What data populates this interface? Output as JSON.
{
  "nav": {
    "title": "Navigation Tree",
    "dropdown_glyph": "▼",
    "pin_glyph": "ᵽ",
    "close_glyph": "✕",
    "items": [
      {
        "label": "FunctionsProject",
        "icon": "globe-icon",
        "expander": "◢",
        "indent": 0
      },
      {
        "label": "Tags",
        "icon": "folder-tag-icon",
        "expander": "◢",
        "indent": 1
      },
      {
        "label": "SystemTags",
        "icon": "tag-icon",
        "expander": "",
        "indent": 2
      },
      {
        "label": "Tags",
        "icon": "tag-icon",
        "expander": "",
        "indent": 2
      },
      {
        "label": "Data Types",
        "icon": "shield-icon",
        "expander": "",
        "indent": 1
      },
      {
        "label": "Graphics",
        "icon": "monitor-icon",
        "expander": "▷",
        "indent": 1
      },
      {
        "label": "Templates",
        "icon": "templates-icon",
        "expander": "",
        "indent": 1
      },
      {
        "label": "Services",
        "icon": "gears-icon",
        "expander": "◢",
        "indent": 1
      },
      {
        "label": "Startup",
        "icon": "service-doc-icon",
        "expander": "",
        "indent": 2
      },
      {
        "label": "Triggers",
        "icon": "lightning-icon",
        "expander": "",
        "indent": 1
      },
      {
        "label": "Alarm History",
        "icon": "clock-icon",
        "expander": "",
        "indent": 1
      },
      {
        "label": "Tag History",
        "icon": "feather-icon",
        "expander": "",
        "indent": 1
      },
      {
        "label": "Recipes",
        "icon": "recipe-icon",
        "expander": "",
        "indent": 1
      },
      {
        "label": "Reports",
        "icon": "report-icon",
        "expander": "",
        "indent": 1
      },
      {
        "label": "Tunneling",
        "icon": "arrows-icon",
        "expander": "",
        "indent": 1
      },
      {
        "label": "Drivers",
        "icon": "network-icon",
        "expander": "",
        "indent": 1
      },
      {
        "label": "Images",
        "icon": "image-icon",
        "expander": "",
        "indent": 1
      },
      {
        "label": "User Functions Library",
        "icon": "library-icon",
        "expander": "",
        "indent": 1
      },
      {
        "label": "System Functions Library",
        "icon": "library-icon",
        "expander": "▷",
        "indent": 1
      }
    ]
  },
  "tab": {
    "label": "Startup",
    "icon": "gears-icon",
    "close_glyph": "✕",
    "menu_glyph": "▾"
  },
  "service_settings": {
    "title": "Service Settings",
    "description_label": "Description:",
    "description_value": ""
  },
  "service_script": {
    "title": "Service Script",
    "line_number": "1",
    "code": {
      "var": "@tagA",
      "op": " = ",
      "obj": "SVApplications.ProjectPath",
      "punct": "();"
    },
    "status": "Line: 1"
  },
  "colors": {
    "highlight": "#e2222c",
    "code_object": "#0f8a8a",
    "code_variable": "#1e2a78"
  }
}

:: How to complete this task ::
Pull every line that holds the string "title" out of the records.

:: Result of this task ::
    "title": "Navigation Tree",
    "title": "Service Settings",
    "title": "Service Script",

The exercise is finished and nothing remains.